First look: Alabama vs. Washington, Clemson vs. Ohio State

Petersen happy to see Washington get rewarded (1:24)

Washington coach Chris Petersen reacts to his team being selected No. 4 in the College Football Playoff rankings. (1:24)

No more haggling and debating. The College Football Playoff selection committee has spoken, and the semifinal matchups are set.

All four teams own national championships, although it was 25 years ago for No. 4 Washington and 35 years ago for No. 2 Clemson. No. 3 Ohio State won the inaugural College Football Playoff in 2014 and No. 1 Alabama has won four of the past seven national titles.

Clemson and Ohio State will be playing for the second time in the past four seasons in the postseason. Clemson rallied for a 40-35 win in the Orange Bowl to cap the 2013 season, and similar to that game, this matchup features a pair of seasoned quarterbacks who have performed and delivered on big stages.

Clemson's Deshaun Watson has accounted for 43 touchdowns this season and gave Alabama's vaunted defense fits in the national championship game a year ago with his ability to run and pass. The one knock on Watson, who has racked up 739 yards of total offense and 11 touchdowns in his past two games, is that he's prone to turnovers. He has thrown 14 interceptions this season.

Ohio State's J.T. Barrett is equally difficult to defend with his ability to create. He has passed for 2,428 yards and 24 touchdowns (and just five interceptions), while also rushing for 847 yards and nine touchdowns.

Ultimately, it may come down to whether Ohio State can force Watson and that Clemson offense to commit turnovers. The Buckeyes have intercepted 19 passes this season, tied for third most in the country, and it's difficult to see Ohio State winning this game if the Buckeyes don't take the ball away and create some short fields for the offense.

Getting to Watson on first down will also be critical. In his past two games, he has completed 25 of 29 passes for 307 yards and six touchdowns on first down.

Ohio State has been steady defensively all season.
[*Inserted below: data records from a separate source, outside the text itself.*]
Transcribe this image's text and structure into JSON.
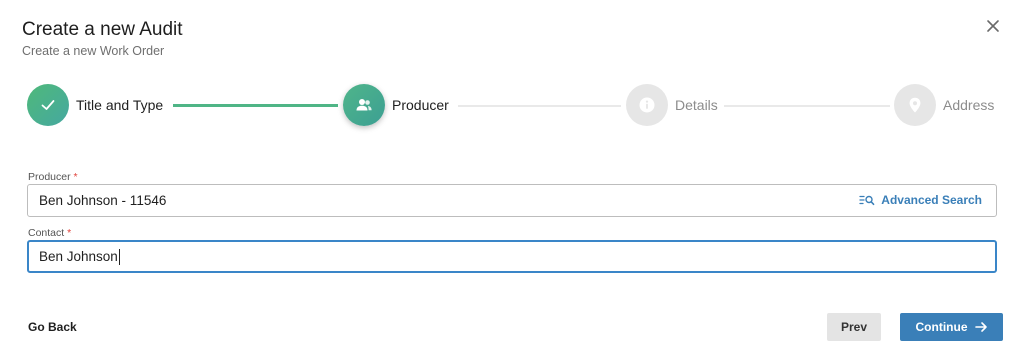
{
  "dialog": {
    "title": "Create a new Audit",
    "subtitle": "Create a new Work Order",
    "close_icon": "close-icon"
  },
  "stepper": {
    "steps": [
      {
        "label": "Title and Type",
        "state": "completed",
        "icon": "check-icon"
      },
      {
        "label": "Producer",
        "state": "active",
        "icon": "users-icon"
      },
      {
        "label": "Details",
        "state": "pending",
        "icon": "info-icon"
      },
      {
        "label": "Address",
        "state": "pending",
        "icon": "map-pin-icon"
      }
    ],
    "colors": {
      "accent": "#4fb586",
      "pending": "#e6e6e6"
    }
  },
  "form": {
    "producer": {
      "label": "Producer",
      "required_mark": "*",
      "value": "Ben Johnson - 11546",
      "advanced_search_label": "Advanced Search",
      "advanced_search_icon": "search-list-icon"
    },
    "contact": {
      "label": "Contact",
      "required_mark": "*",
      "value": "Ben Johnson"
    }
  },
  "footer": {
    "go_back_label": "Go Back",
    "prev_label": "Prev",
    "continue_label": "Continue",
    "continue_icon": "arrow-right-icon",
    "colors": {
      "primary": "#3a7fb8",
      "secondary": "#e4e4e4"
    }
  }
}
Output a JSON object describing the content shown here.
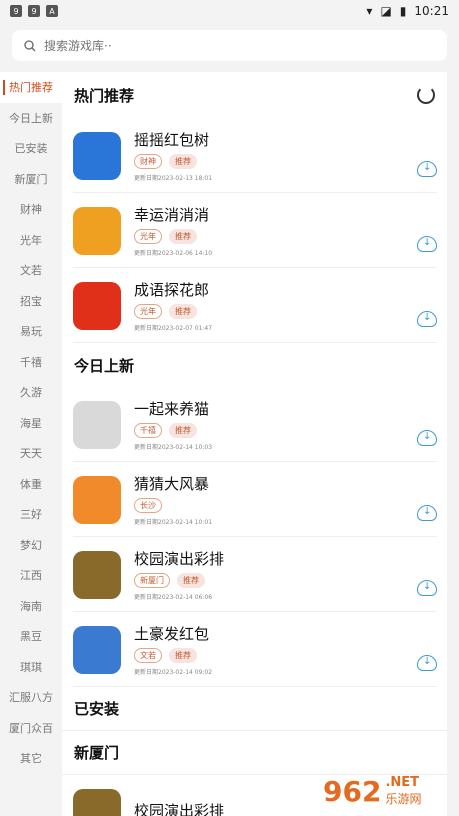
{
  "status_bar": {
    "left_icons": [
      "9",
      "9",
      "A"
    ],
    "time": "10:21"
  },
  "search": {
    "placeholder": "搜索游戏库··"
  },
  "sidebar": [
    {
      "label": "热门推荐",
      "active": true
    },
    {
      "label": "今日上新"
    },
    {
      "label": "已安装"
    },
    {
      "label": "新厦门"
    },
    {
      "label": "财神"
    },
    {
      "label": "光年"
    },
    {
      "label": "文若"
    },
    {
      "label": "招宝"
    },
    {
      "label": "易玩"
    },
    {
      "label": "千禧"
    },
    {
      "label": "久游"
    },
    {
      "label": "海星"
    },
    {
      "label": "天天"
    },
    {
      "label": "体重"
    },
    {
      "label": "三好"
    },
    {
      "label": "梦幻"
    },
    {
      "label": "江西"
    },
    {
      "label": "海南"
    },
    {
      "label": "黑豆"
    },
    {
      "label": "琪琪"
    },
    {
      "label": "汇服八方"
    },
    {
      "label": "厦门众百"
    },
    {
      "label": "其它"
    }
  ],
  "sections": {
    "hot": {
      "title": "热门推荐",
      "games": [
        {
          "name": "摇摇红包树",
          "tags": [
            "财神",
            "推荐"
          ],
          "date": "更新日期2023-02-13 18:01",
          "color": "#2a76d8"
        },
        {
          "name": "幸运消消消",
          "tags": [
            "光年",
            "推荐"
          ],
          "date": "更新日期2023-02-06 14:10",
          "color": "#f0a020"
        },
        {
          "name": "成语探花郎",
          "tags": [
            "光年",
            "推荐"
          ],
          "date": "更新日期2023-02-07 01:47",
          "color": "#e0301a"
        }
      ]
    },
    "new": {
      "title": "今日上新",
      "games": [
        {
          "name": "一起来养猫",
          "tags": [
            "千禧",
            "推荐"
          ],
          "date": "更新日期2023-02-14 10:03",
          "color": "#d9d9d9"
        },
        {
          "name": "猜猜大风暴",
          "tags": [
            "长沙"
          ],
          "date": "更新日期2023-02-14 10:01",
          "color": "#f08a2a"
        },
        {
          "name": "校园演出彩排",
          "tags": [
            "新厦门",
            "推荐"
          ],
          "date": "更新日期2023-02-14 06:06",
          "color": "#8a6a2a"
        },
        {
          "name": "土豪发红包",
          "tags": [
            "文若",
            "推荐"
          ],
          "date": "更新日期2023-02-14 09:02",
          "color": "#3a7ad0"
        }
      ]
    },
    "installed": {
      "title": "已安装"
    },
    "xiamen": {
      "title": "新厦门",
      "games": [
        {
          "name": "校园演出彩排",
          "color": "#8a6a2a"
        }
      ]
    }
  },
  "watermark": {
    "number": "962",
    "net": ".NET",
    "cn": "乐游网"
  }
}
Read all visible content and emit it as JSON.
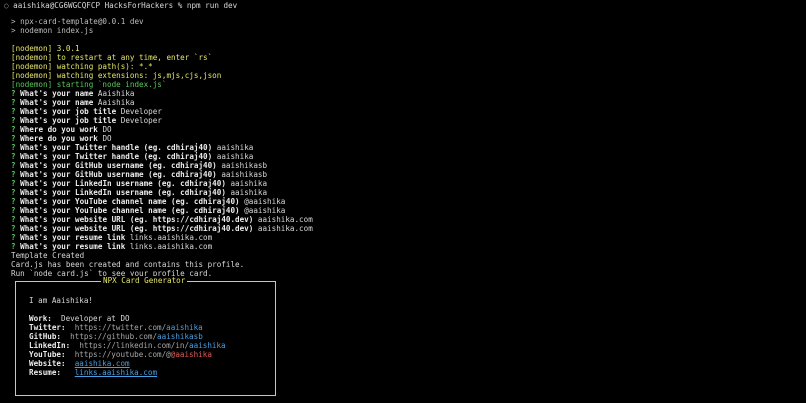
{
  "prompt": {
    "circle": "○",
    "text": "aaishika@CG6WGCQFCP HacksForHackers % npm run dev"
  },
  "npm_output": [
    "> npx-card-template@0.0.1 dev",
    "> nodemon index.js"
  ],
  "nodemon": {
    "version": "[nodemon] 3.0.1",
    "restart": "[nodemon] to restart at any time, enter `rs`",
    "watching_paths": "[nodemon] watching path(s): *.*",
    "watching_ext": "[nodemon] watching extensions: js,mjs,cjs,json",
    "starting": "[nodemon] starting `node index.js`"
  },
  "qa": [
    {
      "q": "What's your name",
      "a": "Aaishika"
    },
    {
      "q": "What's your name",
      "a": "Aaishika"
    },
    {
      "q": "What's your job title",
      "a": "Developer"
    },
    {
      "q": "What's your job title",
      "a": "Developer"
    },
    {
      "q": "Where do you work",
      "a": "DO"
    },
    {
      "q": "Where do you work",
      "a": "DO"
    },
    {
      "q": "What's your Twitter handle (eg. cdhiraj40)",
      "a": "aaishika"
    },
    {
      "q": "What's your Twitter handle (eg. cdhiraj40)",
      "a": "aaishika"
    },
    {
      "q": "What's your GitHub username (eg. cdhiraj40)",
      "a": "aaishikasb"
    },
    {
      "q": "What's your GitHub username (eg. cdhiraj40)",
      "a": "aaishikasb"
    },
    {
      "q": "What's your LinkedIn username (eg. cdhiraj40)",
      "a": "aaishika"
    },
    {
      "q": "What's your LinkedIn username (eg. cdhiraj40)",
      "a": "aaishika"
    },
    {
      "q": "What's your YouTube channel name (eg. cdhiraj40)",
      "a": "@aaishika"
    },
    {
      "q": "What's your YouTube channel name (eg. cdhiraj40)",
      "a": "@aaishika"
    },
    {
      "q": "What's your website URL (eg. https://cdhiraj40.dev)",
      "a": "aaishika.com"
    },
    {
      "q": "What's your website URL (eg. https://cdhiraj40.dev)",
      "a": "aaishika.com"
    },
    {
      "q": "What's your resume link",
      "a": "links.aaishika.com"
    },
    {
      "q": "What's your resume link",
      "a": "links.aaishika.com"
    }
  ],
  "result": [
    "Template Created",
    "Card.js has been created and contains this profile.",
    "Run `node card.js` to see your profile card."
  ],
  "card": {
    "title": "NPX Card Generator",
    "greeting": "I am Aaishika!",
    "work_label": "Work:",
    "work_value": "Developer at DO",
    "twitter_label": "Twitter:",
    "twitter_prefix": "https://twitter.com/",
    "twitter_user": "aaishika",
    "github_label": "GitHub:",
    "github_prefix": "https://github.com/",
    "github_user": "aaishikasb",
    "linkedin_label": "LinkedIn:",
    "linkedin_prefix": "https://linkedin.com/in/",
    "linkedin_user": "aaishika",
    "youtube_label": "YouTube:",
    "youtube_prefix": "https://youtube.com/@",
    "youtube_user": "@aaishika",
    "website_label": "Website:",
    "website_value": "aaishika.com",
    "resume_label": "Resume:",
    "resume_value": "links.aaishika.com"
  },
  "colors": {
    "background": "#000000",
    "nodemon_yellow": "#e5e56a",
    "nodemon_green": "#59c759",
    "card_border": "#d6d64a",
    "link_blue": "#4a9fe0",
    "youtube_red": "#e05a5a"
  }
}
The Buckeyes are third nationally in scoring defense (14.2 points per game) and have allowed more than 24 points only once. Clemson's defense, meanwhile, has been more of an enigma. The Tigers are loaded on the defensive line. The one-two punch of Christian Wilkins and Carlos Watkins is as talented as it gets, and the Tigers are tied for second nationally with 112 tackles for loss. It's going to be a real challenge for Pat Elflein and the rest of that Ohio State offensive line to block the Clemson front, but the Tigers have given up their share of points. In their past six outings, they've allowed at least 34 points three times.

For all the debating over the past 24 hours, nobody is debating that Alabama is the No. 1 team entering the playoff. The Crimson Tide have been dominant all season and dismantled Florida 54-16 on Saturday in the SEC championship game, their 15th straight win over a nationally ranked team. They get the No. 4 Huskies in Atlanta, too, which should be a huge advantage for the Tide. It's an easy trip, and they're more than a little familiar with the Georgia Dome.

The first thing Washington is going to have to do if the Huskies are going to have any chance in this game is not beat themselves. Alabama has a way of pouncing on other teams' mistakes and then not letting them back in the game. The Crimson Tide have scored 14 non-offensive touchdowns this season and have allowed fewer than 20 points in 11 of their 13 games.

Now, the Tide are playing a quarterback in Jalen Hurts who has added a different dimension to the offense, but he is a true freshman who threw a pair of interceptions in the first half two weeks ago against Auburn. Washington is big, physical and disruptive on its defensive line and has a couple of playmakers in its secondary -- cornerback Sidney Jones and safety Budda Baker -- who are capable of matching up with Alabama's top receivers and causing problems.

The Huskies have also been excellent on special teams. Dante Pettis returned a punt 58 yards for a touchdown in Washington's win over Utah, and big plays are a must -- on offense or special teams -- if you're going to beat Alabama. That's where somebody like Pettis or John Ross (17 receiving touchdowns) comes in. Nobody has run the football on Alabama this season. The Huskies' best shot is to hit some explosive plays, get ahead and make Hurts beat them throwing the football.

Of course, that's a lot easier said than done against an Alabama defense that is faster across the board than it has ever been previously under Nick Saban.